── Supplied data ──
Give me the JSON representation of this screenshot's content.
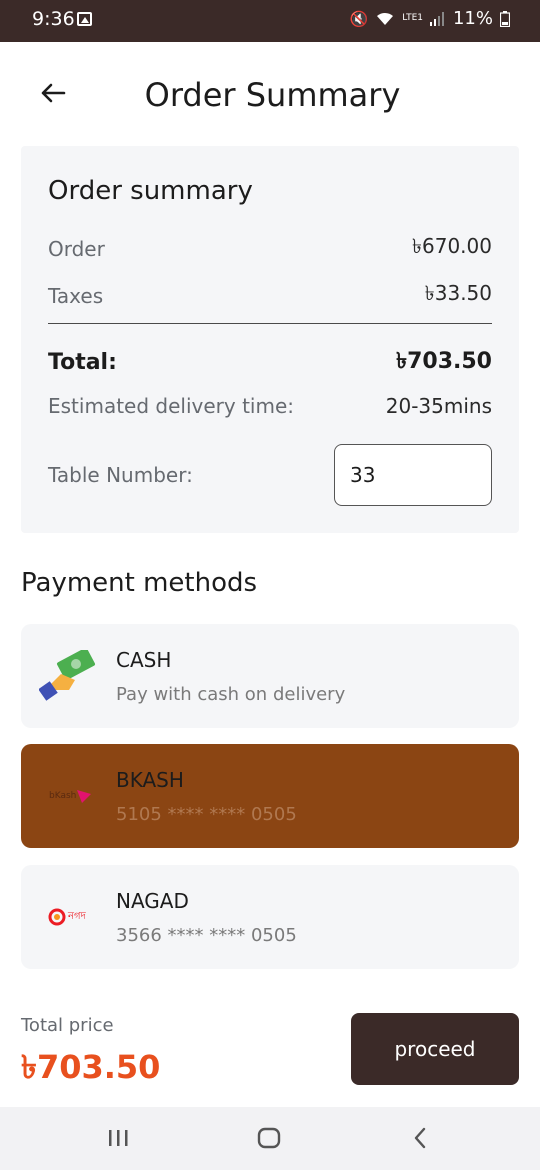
{
  "status": {
    "time": "9:36",
    "battery": "11%",
    "network": "LTE1"
  },
  "header": {
    "title": "Order Summary"
  },
  "summary": {
    "title": "Order summary",
    "order_label": "Order",
    "order_value": "৳670.00",
    "taxes_label": "Taxes",
    "taxes_value": "৳33.50",
    "total_label": "Total:",
    "total_value": "৳703.50",
    "delivery_label": "Estimated delivery time:",
    "delivery_value": "20-35mins",
    "table_label": "Table Number:",
    "table_value": "33"
  },
  "payment": {
    "title": "Payment methods",
    "methods": [
      {
        "name": "CASH",
        "detail": "Pay with cash on delivery",
        "selected": false,
        "icon": "cash-hand-icon"
      },
      {
        "name": "BKASH",
        "detail": "5105 **** **** 0505",
        "selected": true,
        "icon": "bkash-logo",
        "logo_text": "bKash"
      },
      {
        "name": "NAGAD",
        "detail": "3566 **** **** 0505",
        "selected": false,
        "icon": "nagad-logo",
        "logo_text": "নগদ"
      }
    ]
  },
  "footer": {
    "total_label": "Total price",
    "total_value": "৳703.50",
    "proceed_label": "proceed"
  },
  "colors": {
    "accent": "#e8501e",
    "dark": "#3b2a28",
    "selected": "#8b4513",
    "card": "#f5f6f8"
  }
}
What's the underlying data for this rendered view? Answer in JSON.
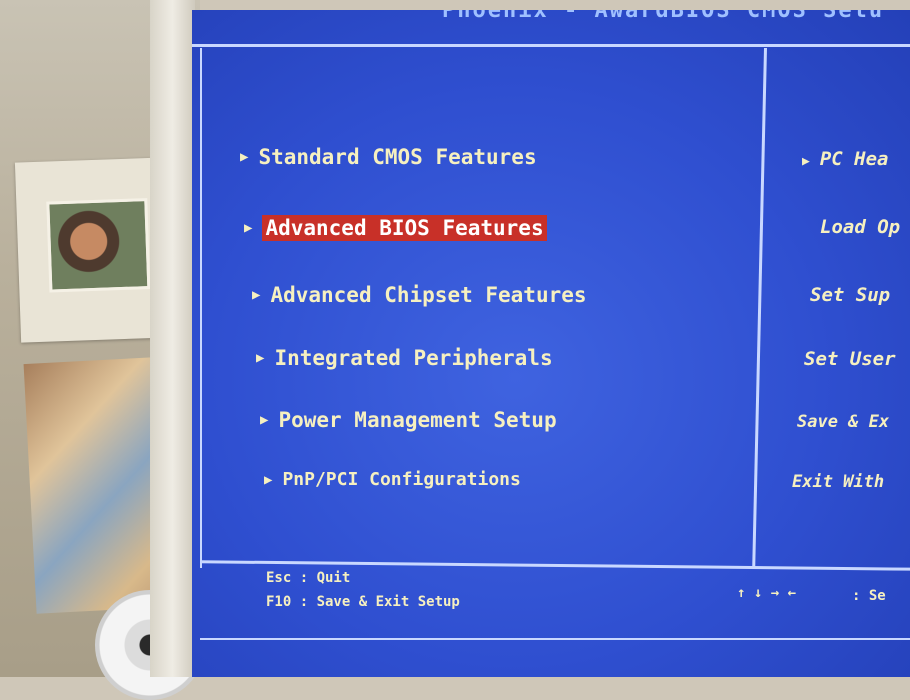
{
  "bios": {
    "title": "Phoenix - AwardBIOS CMOS Setu",
    "left_menu": [
      {
        "label": "Standard CMOS Features",
        "selected": false
      },
      {
        "label": "Advanced BIOS Features",
        "selected": true
      },
      {
        "label": "Advanced Chipset Features",
        "selected": false
      },
      {
        "label": "Integrated Peripherals",
        "selected": false
      },
      {
        "label": "Power Management Setup",
        "selected": false
      },
      {
        "label": "PnP/PCI Configurations",
        "selected": false
      }
    ],
    "right_menu": [
      {
        "label": "PC Hea",
        "has_arrow": true
      },
      {
        "label": "Load Op",
        "has_arrow": false
      },
      {
        "label": "Set Sup",
        "has_arrow": false
      },
      {
        "label": "Set User",
        "has_arrow": false
      },
      {
        "label": "Save & Ex",
        "has_arrow": false
      },
      {
        "label": "Exit With",
        "has_arrow": false
      }
    ],
    "help": {
      "esc": "Esc : Quit",
      "f10": "F10 : Save & Exit Setup",
      "arrows": "↑ ↓ → ←",
      "arrows_desc": ": Se"
    },
    "colors": {
      "background": "#2f4fd0",
      "text": "#f6f0c0",
      "highlight": "#c83028"
    }
  }
}
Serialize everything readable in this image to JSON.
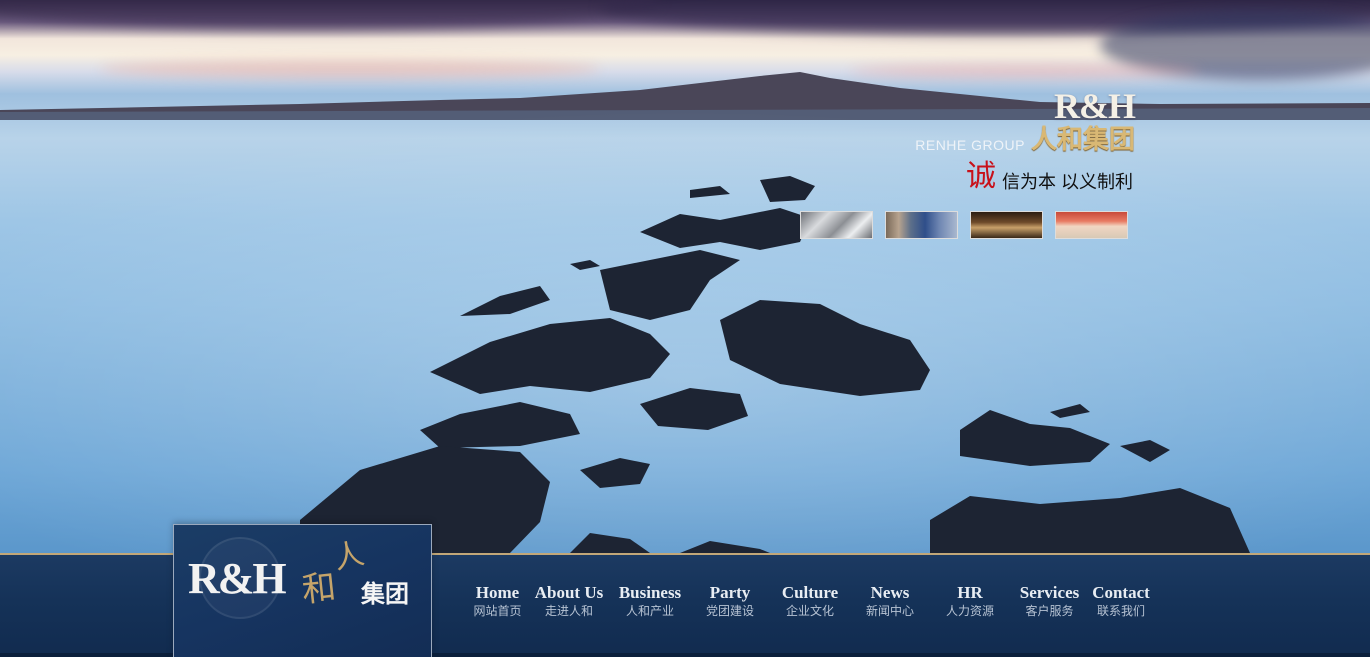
{
  "brand": {
    "logo": "R&H",
    "english": "RENHE GROUP",
    "chinese": "人和集团"
  },
  "slogan": {
    "first_char": "诚",
    "rest": "信为本 以义制利"
  },
  "thumbnails": [
    {
      "name": "steel-coils-thumb"
    },
    {
      "name": "buildings-thumb"
    },
    {
      "name": "shopfront-thumb"
    },
    {
      "name": "storefront-sign-thumb"
    }
  ],
  "logo_box": {
    "rh": "R&H",
    "ren": "人",
    "he": "和",
    "jituan": "集团"
  },
  "nav": {
    "items": [
      {
        "en": "Home",
        "cn": "网站首页"
      },
      {
        "en": "About Us",
        "cn": "走进人和"
      },
      {
        "en": "Business",
        "cn": "人和产业"
      },
      {
        "en": "Party",
        "cn": "党团建设"
      },
      {
        "en": "Culture",
        "cn": "企业文化"
      },
      {
        "en": "News",
        "cn": "新闻中心"
      },
      {
        "en": "HR",
        "cn": "人力资源"
      },
      {
        "en": "Services",
        "cn": "客户服务"
      },
      {
        "en": "Contact",
        "cn": "联系我们"
      }
    ]
  },
  "colors": {
    "accent_gold": "#c5a46a",
    "nav_blue": "#153258",
    "slogan_red": "#c8111a"
  }
}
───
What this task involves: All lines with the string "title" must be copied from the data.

Exercise result:
    "title": "Order Summary"
    "title": "Order summary",
    "title": "Payment methods",
    "title": "Phoenix - AwardBIOS CMOS Setu",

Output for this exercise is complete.